Besides, if the Snow White disposes of assets of partnerships, the partners that are Mary and her husband could enjoy 50% CGT (Capital gains tax) discount under some conditions according to Part 3.1 of the ITAA 1997.
However, if the couple chooses the partnerships, Mary will not be the employee of the Snow White. Because in Ellis v Joseph Ellis & Co, the judge regarded one could not be both the employer and the employee at the same time  .
Choice of tax system: small business entity rather than standard tax system
According to Subdivision 328(c) of the ITAA 1997 and Section 328.110(1), (4), if the "aggregated turnover" of an entity was less than $2 million last year, was likely to be less than $2 million at the beginning of this year, and turned out to be less than $2 million at the end of this year, the entity was a small business entity. In this case, the "aggregated turnover" of the Snow White was obviously less than $2 million in the recent two years.
If the Snow White chooses to apply the small business system, the Snow White will enjoy a wide range of tax concessions, such as the CGT small business concession which stipulated in the Division 152 of the ITAA 1997.
Other tax planning
There are other means to help Mary and her family to plan their taxes. For example, one of them is maximize and accelerate deductions. However, when using this technique, the taxpayers should keep the relevant written evidence about deductible expenses according to Division 900 and Division 28 of the ITAA 1997. Otherwise these expenses will not be deducted.
The ITAA 1997 stipulates different tax regimes for different entities and different income. How to choose the most appropriate tax plan is various from one entity to another.
As to this case, this essay regarded it is more appropriate for the family cleaning business to choose partnerships instead of company or limited partnerships because of three main reasons. Firstly, the partnerships could operate like an income splitting device and secondly, transfer the loss from the partnerships to the individual partners. Thirdly, the family may possibly receive 50% CGT discount when disposing of assets of partnerships.
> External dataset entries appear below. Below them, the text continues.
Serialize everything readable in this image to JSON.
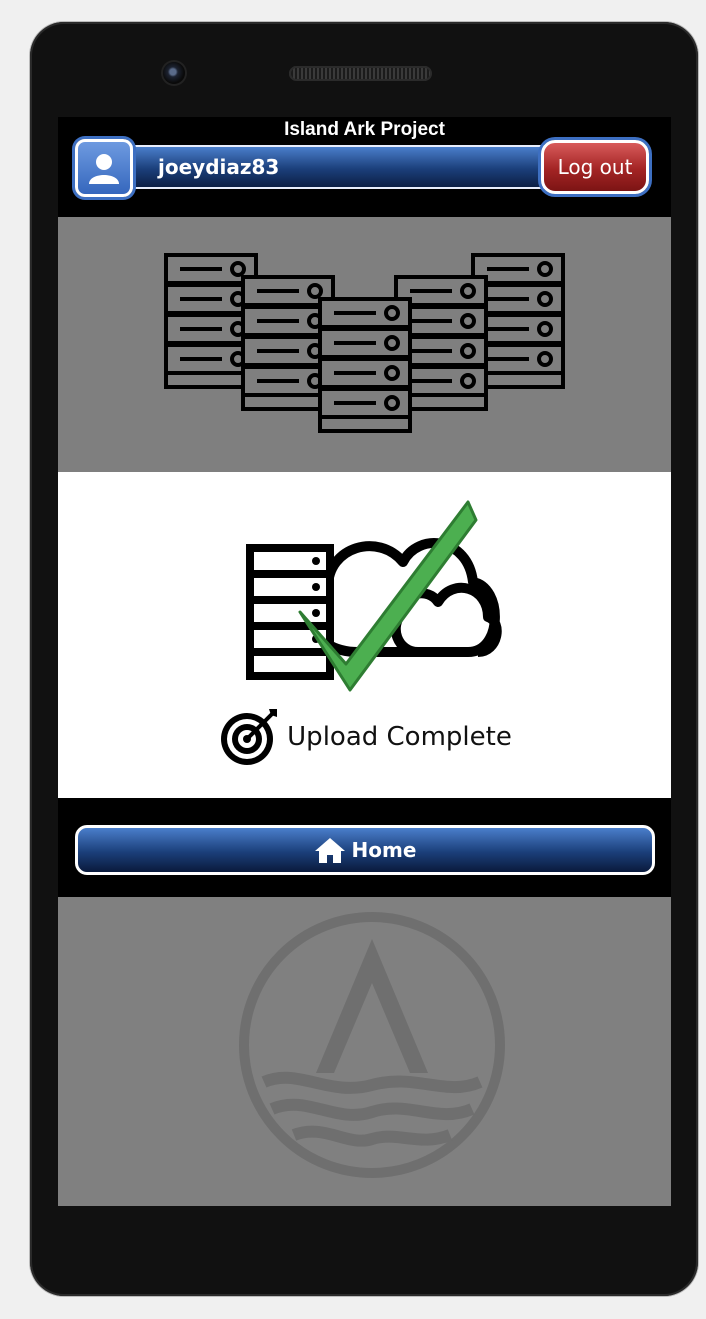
{
  "app": {
    "title": "Island Ark Project"
  },
  "header": {
    "username": "joeydiaz83",
    "logout_label": "Log out"
  },
  "upload": {
    "status_text": "Upload Complete"
  },
  "nav": {
    "home_label": "Home"
  },
  "icons": {
    "avatar": "user-icon",
    "servers": "server-rack-icon",
    "upload": "server-cloud-check-icon",
    "target": "target-icon",
    "home": "home-icon",
    "logo": "island-ark-logo-icon"
  },
  "colors": {
    "accent_blue": "#1b3f7a",
    "logout_red": "#a32424",
    "check_green": "#4caf50"
  }
}
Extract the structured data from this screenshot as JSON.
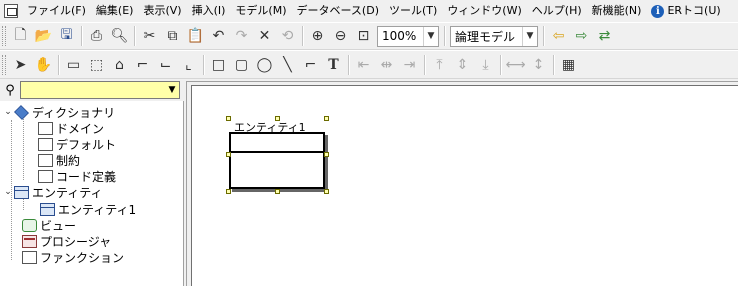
{
  "menu": [
    "ファイル(F)",
    "編集(E)",
    "表示(V)",
    "挿入(I)",
    "モデル(M)",
    "データベース(D)",
    "ツール(T)",
    "ウィンドウ(W)",
    "ヘルプ(H)",
    "新機能(N)"
  ],
  "menu_info": "ERトコ(U)",
  "toolbar1": {
    "zoom": "100%",
    "model_select": "論理モデル"
  },
  "toolbar2": {
    "text_tool": "T"
  },
  "tree": {
    "search_value": "",
    "dictionary": "ディクショナリ",
    "domain": "ドメイン",
    "default": "デフォルト",
    "constraint": "制約",
    "code_def": "コード定義",
    "entities": "エンティティ",
    "entity1": "エンティティ1",
    "view": "ビュー",
    "procedure": "プロシージャ",
    "function": "ファンクション"
  },
  "canvas": {
    "entity_name": "エンティティ1"
  }
}
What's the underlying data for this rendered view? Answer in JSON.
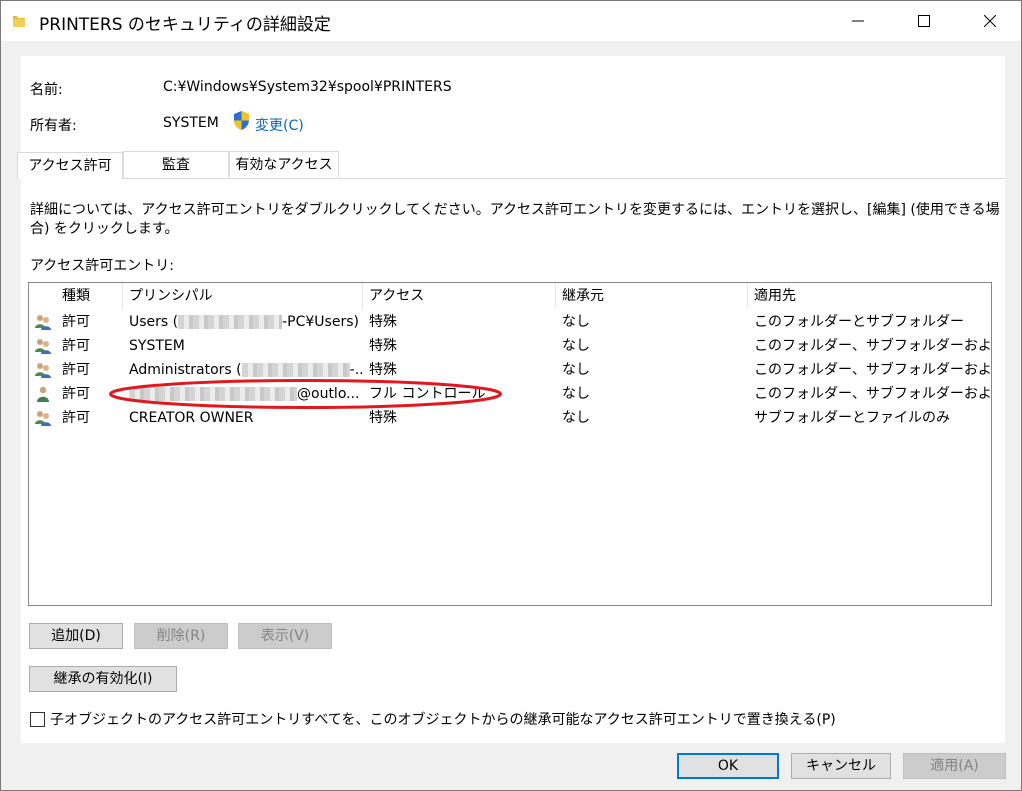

However, there are disadvantages about the partnerships. One of them is the partner and the employee could not be the same person at the same time.
In addition to partnerships, this essay suggests to apply the small business regime, rather than standard tax system, and maximize and accelerate deductions. When applying these tax planning techniques, the tax payers should be careful because there are vague areas between tax planning and tax evasion. The best way to defense the tax planning risk is to obtain legal advice form counsel.